Task instructions => Using the material below, copy every line where "Value" appears.

Data under study START

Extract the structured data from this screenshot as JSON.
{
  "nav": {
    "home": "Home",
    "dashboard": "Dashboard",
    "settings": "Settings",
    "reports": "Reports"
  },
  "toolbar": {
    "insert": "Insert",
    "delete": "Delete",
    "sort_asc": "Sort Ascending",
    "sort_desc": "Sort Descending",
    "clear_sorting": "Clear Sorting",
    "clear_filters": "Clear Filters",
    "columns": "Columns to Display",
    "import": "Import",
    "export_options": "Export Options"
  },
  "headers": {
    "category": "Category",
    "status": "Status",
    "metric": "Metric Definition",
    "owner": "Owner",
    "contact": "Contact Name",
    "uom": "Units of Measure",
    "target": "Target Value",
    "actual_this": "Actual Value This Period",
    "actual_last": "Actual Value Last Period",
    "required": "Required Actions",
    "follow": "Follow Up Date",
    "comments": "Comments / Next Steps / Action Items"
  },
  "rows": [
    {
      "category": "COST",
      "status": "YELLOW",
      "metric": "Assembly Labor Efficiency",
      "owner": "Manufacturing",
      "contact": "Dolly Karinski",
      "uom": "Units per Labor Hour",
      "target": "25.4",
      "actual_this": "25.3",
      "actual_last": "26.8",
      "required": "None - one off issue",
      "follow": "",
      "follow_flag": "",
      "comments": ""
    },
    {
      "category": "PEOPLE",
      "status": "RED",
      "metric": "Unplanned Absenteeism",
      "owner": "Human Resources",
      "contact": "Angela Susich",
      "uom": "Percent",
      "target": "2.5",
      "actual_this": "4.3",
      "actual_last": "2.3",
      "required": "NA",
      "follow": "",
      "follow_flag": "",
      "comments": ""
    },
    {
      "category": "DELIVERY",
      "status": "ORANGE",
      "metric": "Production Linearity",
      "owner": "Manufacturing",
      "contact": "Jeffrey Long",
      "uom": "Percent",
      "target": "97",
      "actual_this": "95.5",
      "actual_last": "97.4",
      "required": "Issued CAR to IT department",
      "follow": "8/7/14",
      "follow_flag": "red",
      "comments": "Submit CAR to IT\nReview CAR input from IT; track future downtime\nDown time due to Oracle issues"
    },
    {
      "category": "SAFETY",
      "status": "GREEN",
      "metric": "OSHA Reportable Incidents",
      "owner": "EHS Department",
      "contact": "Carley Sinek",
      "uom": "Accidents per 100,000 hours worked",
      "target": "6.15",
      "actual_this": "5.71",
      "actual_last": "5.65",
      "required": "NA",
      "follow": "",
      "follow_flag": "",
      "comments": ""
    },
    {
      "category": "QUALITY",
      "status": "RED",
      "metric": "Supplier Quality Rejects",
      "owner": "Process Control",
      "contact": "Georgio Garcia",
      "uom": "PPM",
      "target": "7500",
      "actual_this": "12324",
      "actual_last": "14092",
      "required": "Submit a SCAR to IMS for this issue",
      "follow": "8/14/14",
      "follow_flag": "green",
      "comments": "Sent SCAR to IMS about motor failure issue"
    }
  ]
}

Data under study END

Response box =>
    "target": "Target Value",
    "actual_this": "Actual Value This Period",
    "actual_last": "Actual Value Last Period",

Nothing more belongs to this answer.